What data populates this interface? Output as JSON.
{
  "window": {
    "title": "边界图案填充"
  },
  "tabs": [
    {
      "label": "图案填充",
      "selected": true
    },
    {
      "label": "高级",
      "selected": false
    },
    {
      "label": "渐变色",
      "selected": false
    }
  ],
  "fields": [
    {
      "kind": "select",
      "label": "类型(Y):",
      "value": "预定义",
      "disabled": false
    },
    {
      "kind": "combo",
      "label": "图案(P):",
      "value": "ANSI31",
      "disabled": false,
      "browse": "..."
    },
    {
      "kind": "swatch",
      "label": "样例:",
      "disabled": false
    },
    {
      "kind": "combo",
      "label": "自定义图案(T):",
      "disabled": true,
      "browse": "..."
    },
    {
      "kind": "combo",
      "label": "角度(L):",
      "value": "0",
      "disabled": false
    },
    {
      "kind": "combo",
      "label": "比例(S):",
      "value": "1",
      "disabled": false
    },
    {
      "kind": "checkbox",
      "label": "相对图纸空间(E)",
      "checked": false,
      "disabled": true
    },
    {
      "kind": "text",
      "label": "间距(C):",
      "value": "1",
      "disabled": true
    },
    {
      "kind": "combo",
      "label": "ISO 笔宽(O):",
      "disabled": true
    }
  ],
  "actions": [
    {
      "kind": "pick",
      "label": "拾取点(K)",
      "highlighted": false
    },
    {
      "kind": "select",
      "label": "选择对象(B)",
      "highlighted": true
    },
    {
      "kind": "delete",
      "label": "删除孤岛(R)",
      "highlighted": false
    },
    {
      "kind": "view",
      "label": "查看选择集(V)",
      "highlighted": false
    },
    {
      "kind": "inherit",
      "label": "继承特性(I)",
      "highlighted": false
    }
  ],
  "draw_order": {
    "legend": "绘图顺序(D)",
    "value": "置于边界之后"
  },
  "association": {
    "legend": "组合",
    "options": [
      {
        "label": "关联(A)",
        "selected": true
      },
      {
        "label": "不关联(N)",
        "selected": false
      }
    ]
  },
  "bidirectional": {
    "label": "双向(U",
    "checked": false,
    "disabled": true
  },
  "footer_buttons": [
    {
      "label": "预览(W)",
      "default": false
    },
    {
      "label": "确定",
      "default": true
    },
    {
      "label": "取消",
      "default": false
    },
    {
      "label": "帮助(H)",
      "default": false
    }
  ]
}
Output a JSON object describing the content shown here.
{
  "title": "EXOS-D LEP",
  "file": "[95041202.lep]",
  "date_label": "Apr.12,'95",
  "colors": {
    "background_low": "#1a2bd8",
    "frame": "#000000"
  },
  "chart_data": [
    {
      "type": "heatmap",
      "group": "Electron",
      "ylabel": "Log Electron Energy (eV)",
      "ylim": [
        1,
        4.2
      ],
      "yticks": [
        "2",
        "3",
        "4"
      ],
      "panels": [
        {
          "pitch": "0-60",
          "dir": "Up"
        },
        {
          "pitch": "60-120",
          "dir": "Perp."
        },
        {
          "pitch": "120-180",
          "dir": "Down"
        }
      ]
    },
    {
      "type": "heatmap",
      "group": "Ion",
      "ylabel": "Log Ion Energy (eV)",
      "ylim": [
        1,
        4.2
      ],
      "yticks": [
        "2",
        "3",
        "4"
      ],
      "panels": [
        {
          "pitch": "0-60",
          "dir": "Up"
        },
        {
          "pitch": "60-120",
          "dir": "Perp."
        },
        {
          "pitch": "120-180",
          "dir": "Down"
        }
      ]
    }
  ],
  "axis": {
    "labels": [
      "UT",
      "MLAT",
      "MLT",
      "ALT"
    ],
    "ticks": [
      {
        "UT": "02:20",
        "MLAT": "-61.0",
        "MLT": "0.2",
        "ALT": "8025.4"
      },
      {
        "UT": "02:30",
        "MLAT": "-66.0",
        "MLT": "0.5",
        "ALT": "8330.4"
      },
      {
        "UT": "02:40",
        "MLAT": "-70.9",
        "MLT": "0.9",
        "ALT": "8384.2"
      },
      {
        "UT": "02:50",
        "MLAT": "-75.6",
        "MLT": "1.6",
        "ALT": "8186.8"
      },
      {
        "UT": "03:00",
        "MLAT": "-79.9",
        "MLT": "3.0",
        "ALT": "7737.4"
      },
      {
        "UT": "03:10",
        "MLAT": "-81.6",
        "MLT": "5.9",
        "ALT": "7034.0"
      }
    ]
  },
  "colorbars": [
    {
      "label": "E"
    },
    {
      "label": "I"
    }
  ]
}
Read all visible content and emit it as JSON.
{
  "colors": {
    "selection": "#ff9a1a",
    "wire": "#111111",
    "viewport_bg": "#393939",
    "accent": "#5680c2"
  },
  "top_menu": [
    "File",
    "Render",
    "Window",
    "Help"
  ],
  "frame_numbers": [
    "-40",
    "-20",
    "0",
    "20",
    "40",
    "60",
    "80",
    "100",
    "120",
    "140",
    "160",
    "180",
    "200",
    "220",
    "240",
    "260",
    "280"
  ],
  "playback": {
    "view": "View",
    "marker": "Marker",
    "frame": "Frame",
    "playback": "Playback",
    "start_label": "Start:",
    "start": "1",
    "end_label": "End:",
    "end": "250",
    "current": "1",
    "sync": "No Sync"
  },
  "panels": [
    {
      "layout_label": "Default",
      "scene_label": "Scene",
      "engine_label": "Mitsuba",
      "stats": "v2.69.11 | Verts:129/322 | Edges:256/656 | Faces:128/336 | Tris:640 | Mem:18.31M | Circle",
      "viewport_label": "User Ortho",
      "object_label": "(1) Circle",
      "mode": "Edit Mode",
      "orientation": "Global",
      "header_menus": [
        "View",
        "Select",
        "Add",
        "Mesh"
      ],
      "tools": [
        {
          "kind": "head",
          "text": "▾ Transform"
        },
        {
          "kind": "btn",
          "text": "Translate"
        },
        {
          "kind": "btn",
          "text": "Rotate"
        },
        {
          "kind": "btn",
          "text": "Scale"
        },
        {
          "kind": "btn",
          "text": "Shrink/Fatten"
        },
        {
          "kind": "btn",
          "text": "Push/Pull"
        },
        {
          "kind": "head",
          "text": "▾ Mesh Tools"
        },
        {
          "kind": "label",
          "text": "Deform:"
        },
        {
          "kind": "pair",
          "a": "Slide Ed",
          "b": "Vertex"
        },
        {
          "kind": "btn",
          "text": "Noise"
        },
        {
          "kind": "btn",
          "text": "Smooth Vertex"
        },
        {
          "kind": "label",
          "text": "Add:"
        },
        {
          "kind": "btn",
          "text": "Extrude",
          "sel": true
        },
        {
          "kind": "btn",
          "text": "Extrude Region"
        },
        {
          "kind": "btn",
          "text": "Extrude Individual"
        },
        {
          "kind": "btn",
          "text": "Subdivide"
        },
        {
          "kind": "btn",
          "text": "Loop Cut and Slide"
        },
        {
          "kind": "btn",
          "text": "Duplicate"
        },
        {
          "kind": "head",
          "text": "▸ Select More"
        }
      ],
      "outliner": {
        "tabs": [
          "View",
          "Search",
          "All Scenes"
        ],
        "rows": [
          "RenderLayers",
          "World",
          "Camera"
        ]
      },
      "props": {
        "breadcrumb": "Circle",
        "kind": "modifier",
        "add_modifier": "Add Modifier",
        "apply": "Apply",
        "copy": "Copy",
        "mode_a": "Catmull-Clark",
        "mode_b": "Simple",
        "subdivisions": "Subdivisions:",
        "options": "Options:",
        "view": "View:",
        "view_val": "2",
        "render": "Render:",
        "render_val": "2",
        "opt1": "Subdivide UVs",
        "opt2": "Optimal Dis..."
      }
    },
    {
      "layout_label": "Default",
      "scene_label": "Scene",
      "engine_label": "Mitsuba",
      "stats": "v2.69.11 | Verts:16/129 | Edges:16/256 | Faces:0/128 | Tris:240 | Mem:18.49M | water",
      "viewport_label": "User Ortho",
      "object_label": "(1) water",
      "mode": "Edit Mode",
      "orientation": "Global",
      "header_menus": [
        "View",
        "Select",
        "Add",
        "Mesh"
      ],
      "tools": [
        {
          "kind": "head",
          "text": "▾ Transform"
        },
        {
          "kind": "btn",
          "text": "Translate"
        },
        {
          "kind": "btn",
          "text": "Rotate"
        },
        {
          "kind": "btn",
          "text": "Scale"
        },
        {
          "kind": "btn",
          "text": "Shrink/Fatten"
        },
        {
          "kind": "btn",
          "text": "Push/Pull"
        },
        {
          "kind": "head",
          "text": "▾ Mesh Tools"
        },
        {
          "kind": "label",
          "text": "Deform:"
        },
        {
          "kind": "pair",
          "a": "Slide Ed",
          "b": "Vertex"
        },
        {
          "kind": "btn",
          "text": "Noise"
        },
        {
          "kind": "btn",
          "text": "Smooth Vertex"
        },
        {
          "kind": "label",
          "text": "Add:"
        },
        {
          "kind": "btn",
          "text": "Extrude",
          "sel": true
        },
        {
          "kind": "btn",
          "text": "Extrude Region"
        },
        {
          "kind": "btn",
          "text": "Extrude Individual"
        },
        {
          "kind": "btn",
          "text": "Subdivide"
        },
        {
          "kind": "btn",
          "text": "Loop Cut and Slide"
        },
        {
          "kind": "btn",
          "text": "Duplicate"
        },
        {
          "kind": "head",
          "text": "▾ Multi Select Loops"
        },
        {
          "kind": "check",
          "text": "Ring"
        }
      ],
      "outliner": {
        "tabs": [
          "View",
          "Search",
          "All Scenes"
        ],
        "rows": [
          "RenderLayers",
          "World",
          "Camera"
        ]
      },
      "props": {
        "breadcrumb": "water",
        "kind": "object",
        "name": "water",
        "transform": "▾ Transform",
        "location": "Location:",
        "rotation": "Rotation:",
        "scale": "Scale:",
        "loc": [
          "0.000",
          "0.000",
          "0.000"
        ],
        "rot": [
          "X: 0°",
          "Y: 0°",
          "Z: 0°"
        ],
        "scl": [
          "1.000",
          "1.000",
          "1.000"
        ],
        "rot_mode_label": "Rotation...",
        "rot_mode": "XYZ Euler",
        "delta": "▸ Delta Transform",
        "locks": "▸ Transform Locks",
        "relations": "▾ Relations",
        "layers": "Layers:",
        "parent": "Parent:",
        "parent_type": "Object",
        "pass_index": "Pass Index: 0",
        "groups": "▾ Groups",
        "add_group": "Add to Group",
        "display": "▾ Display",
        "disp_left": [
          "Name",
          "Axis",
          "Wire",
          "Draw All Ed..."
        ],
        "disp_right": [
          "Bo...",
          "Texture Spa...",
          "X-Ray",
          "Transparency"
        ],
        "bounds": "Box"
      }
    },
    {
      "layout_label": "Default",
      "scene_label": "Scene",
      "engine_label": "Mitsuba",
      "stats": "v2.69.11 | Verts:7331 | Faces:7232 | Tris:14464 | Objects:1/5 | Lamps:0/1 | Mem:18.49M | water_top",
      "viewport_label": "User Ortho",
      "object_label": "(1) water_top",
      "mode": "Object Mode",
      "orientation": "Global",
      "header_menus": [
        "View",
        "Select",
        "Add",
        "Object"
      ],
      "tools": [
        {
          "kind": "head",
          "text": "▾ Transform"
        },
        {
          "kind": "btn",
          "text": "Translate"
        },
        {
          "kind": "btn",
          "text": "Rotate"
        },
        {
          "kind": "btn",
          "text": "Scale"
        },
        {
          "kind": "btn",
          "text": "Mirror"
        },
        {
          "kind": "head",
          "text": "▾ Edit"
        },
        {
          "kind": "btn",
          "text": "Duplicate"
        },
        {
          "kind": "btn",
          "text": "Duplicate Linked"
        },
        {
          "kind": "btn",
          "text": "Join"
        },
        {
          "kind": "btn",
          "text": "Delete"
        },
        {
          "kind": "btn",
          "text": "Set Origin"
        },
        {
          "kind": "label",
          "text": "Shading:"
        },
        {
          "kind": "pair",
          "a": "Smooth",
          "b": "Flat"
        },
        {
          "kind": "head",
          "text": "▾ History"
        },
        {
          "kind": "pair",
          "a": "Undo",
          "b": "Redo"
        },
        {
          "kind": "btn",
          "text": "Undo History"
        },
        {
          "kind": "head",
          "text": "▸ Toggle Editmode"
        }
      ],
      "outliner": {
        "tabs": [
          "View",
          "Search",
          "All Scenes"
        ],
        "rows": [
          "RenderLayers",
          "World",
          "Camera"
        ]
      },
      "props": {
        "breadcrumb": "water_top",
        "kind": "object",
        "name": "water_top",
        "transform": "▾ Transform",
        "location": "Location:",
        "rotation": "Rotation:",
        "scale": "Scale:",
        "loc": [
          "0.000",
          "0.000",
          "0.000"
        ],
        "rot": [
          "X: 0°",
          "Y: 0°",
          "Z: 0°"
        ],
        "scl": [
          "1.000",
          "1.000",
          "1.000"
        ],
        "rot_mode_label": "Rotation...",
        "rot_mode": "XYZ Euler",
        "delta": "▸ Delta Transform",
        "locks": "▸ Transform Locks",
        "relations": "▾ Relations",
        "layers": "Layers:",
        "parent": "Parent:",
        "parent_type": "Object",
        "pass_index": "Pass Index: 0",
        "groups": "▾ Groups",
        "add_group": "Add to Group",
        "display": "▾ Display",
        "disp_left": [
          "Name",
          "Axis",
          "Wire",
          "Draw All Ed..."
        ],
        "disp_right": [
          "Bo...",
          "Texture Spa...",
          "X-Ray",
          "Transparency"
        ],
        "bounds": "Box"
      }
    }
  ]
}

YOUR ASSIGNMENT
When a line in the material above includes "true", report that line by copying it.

ANSWER TO THIS EXERCISE
      "selected": true
      "disabled": true,
      "disabled": true
      "disabled": true
      "disabled": true
      "highlighted": true
        "selected": true
    "disabled": true
      "default": true
          "sel": true
          "sel": true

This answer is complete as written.